Our smiles and happiness.
Exploring new places together.
The little blue flowers in the foreground.
Sam's grace & beauty.
And the enthusiasm in this catch.
The peace I felt while resting.
Watching them play together.
The vision and creative ingenuity that led this child to pick up an enormous stick and see a wheel.
The way Cam responded, taking care of everything immediately and capably.
His presence allowed me to sit with Sam, cup the blood from his chin in my hand and reassure him that, as Shawn Mullins says, "Everything is going to be alright." I also sang, "He's born to shimmer. He's born to shine. He's born to radiate."
Around that time, Sam and I had been enjoying a Mat Kearney song, Nothing Left to Lose. My favorite part of the song is the line, "I can still smell the pomegranates growing." "And I don't know how hard this wind will blow. Or where we'll go."
"Come on and we'll see... Like we were free... Come on and we'll try... One last time... Here we go. There's nothing left to lose."
Just before the accident, Cam had been reading to us from Hatchet by Gary Paulsen.
The night before, we'd read about how Brian, the main character, had been trampled by a moose then hit by a tornado while he was still recovering.
Brian showed remarkable resilience, "I might be hit but I'm not down." he'd said.
Minutes before the accident, Cam had read about how Brian had started to rebuild despite tragedy and misfortune.
Later, while Sam and I were at home, recuperating from the shock, Christopher Paolini reintroduced us to Jeod Longshanks.
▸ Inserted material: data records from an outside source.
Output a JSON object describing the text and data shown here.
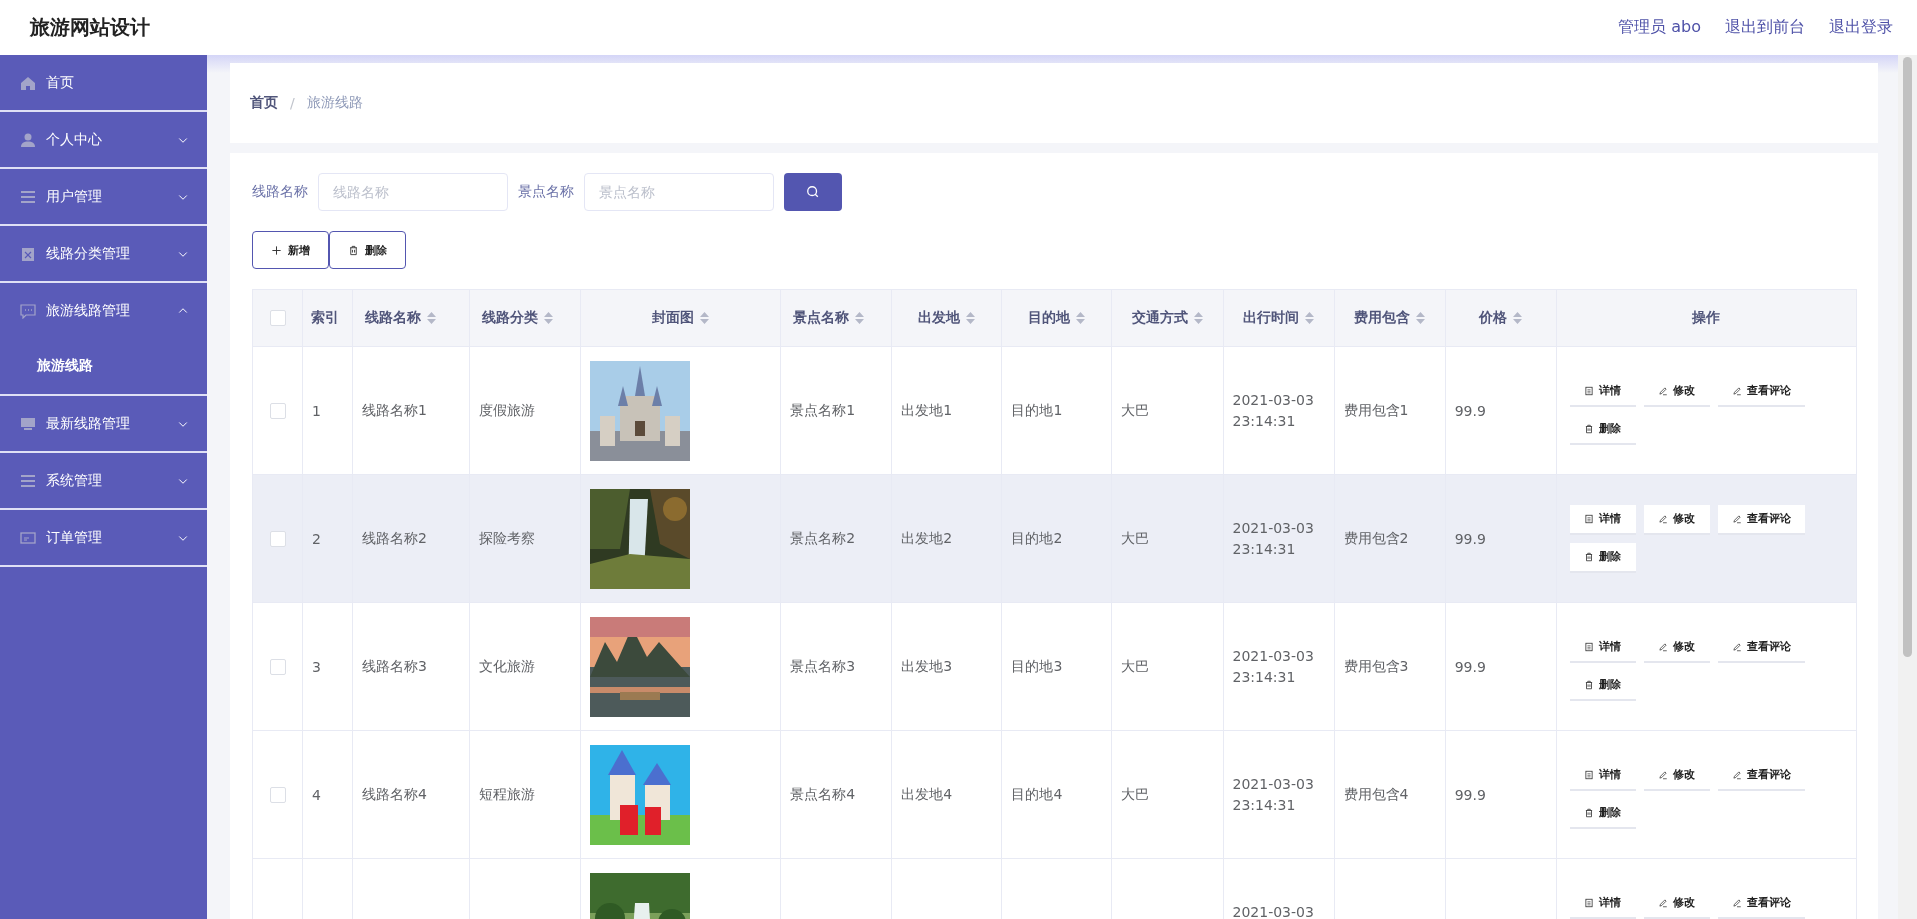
{
  "header": {
    "title": "旅游网站设计",
    "links": [
      {
        "label": "管理员 abo"
      },
      {
        "label": "退出到前台"
      },
      {
        "label": "退出登录"
      }
    ]
  },
  "sidebar": {
    "items": [
      {
        "label": "首页",
        "kind": "link"
      },
      {
        "label": "个人中心",
        "kind": "group",
        "expanded": false
      },
      {
        "label": "用户管理",
        "kind": "group",
        "expanded": false
      },
      {
        "label": "线路分类管理",
        "kind": "group",
        "expanded": false
      },
      {
        "label": "旅游线路管理",
        "kind": "group",
        "expanded": true,
        "children": [
          {
            "label": "旅游线路"
          }
        ]
      },
      {
        "label": "最新线路管理",
        "kind": "group",
        "expanded": false
      },
      {
        "label": "系统管理",
        "kind": "group",
        "expanded": false
      },
      {
        "label": "订单管理",
        "kind": "group",
        "expanded": false
      }
    ]
  },
  "breadcrumb": {
    "separator": "/",
    "items": [
      {
        "label": "首页",
        "current": false
      },
      {
        "label": "旅游线路",
        "current": true
      }
    ]
  },
  "search": {
    "fields": [
      {
        "label": "线路名称",
        "placeholder": "线路名称"
      },
      {
        "label": "景点名称",
        "placeholder": "景点名称"
      }
    ]
  },
  "toolbar": [
    {
      "label": "新增",
      "kind": "add"
    },
    {
      "label": "删除",
      "kind": "delete"
    }
  ],
  "table": {
    "header_checked": false,
    "columns": [
      {
        "label": "索引",
        "sortable": false
      },
      {
        "label": "线路名称",
        "sortable": true
      },
      {
        "label": "线路分类",
        "sortable": true
      },
      {
        "label": "封面图",
        "sortable": true
      },
      {
        "label": "景点名称",
        "sortable": true
      },
      {
        "label": "出发地",
        "sortable": true
      },
      {
        "label": "目的地",
        "sortable": true
      },
      {
        "label": "交通方式",
        "sortable": true
      },
      {
        "label": "出行时间",
        "sortable": true
      },
      {
        "label": "费用包含",
        "sortable": true
      },
      {
        "label": "价格",
        "sortable": true
      },
      {
        "label": "操作",
        "sortable": false
      }
    ],
    "rows": [
      {
        "checked": false,
        "highlighted": false,
        "index": "1",
        "route": "线路名称1",
        "category": "度假旅游",
        "cover": {
          "kind": "picture"
        },
        "spot": "景点名称1",
        "from": "出发地1",
        "to": "目的地1",
        "transport": "大巴",
        "date": "2021-03-03",
        "clock": "23:14:31",
        "fee": "费用包含1",
        "price": "99.9",
        "actions": [
          {
            "label": "详情",
            "kind": "detail"
          },
          {
            "label": "修改",
            "kind": "edit"
          },
          {
            "label": "查看评论",
            "kind": "comment"
          },
          {
            "label": "删除",
            "kind": "delete"
          }
        ]
      },
      {
        "checked": false,
        "highlighted": true,
        "index": "2",
        "route": "线路名称2",
        "category": "探险考察",
        "cover": {
          "kind": "picture"
        },
        "spot": "景点名称2",
        "from": "出发地2",
        "to": "目的地2",
        "transport": "大巴",
        "date": "2021-03-03",
        "clock": "23:14:31",
        "fee": "费用包含2",
        "price": "99.9",
        "actions": [
          {
            "label": "详情",
            "kind": "detail"
          },
          {
            "label": "修改",
            "kind": "edit"
          },
          {
            "label": "查看评论",
            "kind": "comment"
          },
          {
            "label": "删除",
            "kind": "delete"
          }
        ]
      },
      {
        "checked": false,
        "highlighted": false,
        "index": "3",
        "route": "线路名称3",
        "category": "文化旅游",
        "cover": {
          "kind": "picture"
        },
        "spot": "景点名称3",
        "from": "出发地3",
        "to": "目的地3",
        "transport": "大巴",
        "date": "2021-03-03",
        "clock": "23:14:31",
        "fee": "费用包含3",
        "price": "99.9",
        "actions": [
          {
            "label": "详情",
            "kind": "detail"
          },
          {
            "label": "修改",
            "kind": "edit"
          },
          {
            "label": "查看评论",
            "kind": "comment"
          },
          {
            "label": "删除",
            "kind": "delete"
          }
        ]
      },
      {
        "checked": false,
        "highlighted": false,
        "index": "4",
        "route": "线路名称4",
        "category": "短程旅游",
        "cover": {
          "kind": "picture"
        },
        "spot": "景点名称4",
        "from": "出发地4",
        "to": "目的地4",
        "transport": "大巴",
        "date": "2021-03-03",
        "clock": "23:14:31",
        "fee": "费用包含4",
        "price": "99.9",
        "actions": [
          {
            "label": "详情",
            "kind": "detail"
          },
          {
            "label": "修改",
            "kind": "edit"
          },
          {
            "label": "查看评论",
            "kind": "comment"
          },
          {
            "label": "删除",
            "kind": "delete"
          }
        ]
      },
      {
        "highlighted": false,
        "cover": {
          "kind": "picture"
        },
        "date": "2021-03-03",
        "actions": [
          {
            "label": "详情",
            "kind": "detail"
          },
          {
            "label": "修改",
            "kind": "edit"
          },
          {
            "label": "查看评论",
            "kind": "comment"
          }
        ]
      }
    ]
  }
}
In Eldest, he writes, "When he turned toward them, a nasty scar gleamed white..." "To Roran, it bespoke steel in the man."
Talk about steel, bravery and resilience...
This little boy has them all.
By the bucket load.
I want to remember the kindness, concern, compassion, regard and empathy we were shown by most of the medical staff we encountered.
I want to remember Cam standing behind me with one hand on Sam's leg and the other on my back.
Comforting, supporting and uplifting both of us with his touch, while I held Sam's hand during the procedure.
What I want to remember is not the big gash in Sam's face.
But the way he and Cam laughed and joked and the look of peace on his face despite it.
I want to remember the way he gained reassurance when he looked over my shoulder at Cam.
And the look of love he directed at me.
It was a time of great trauma for us.
But also a time of teamwork, much nurturing, tenderness and love.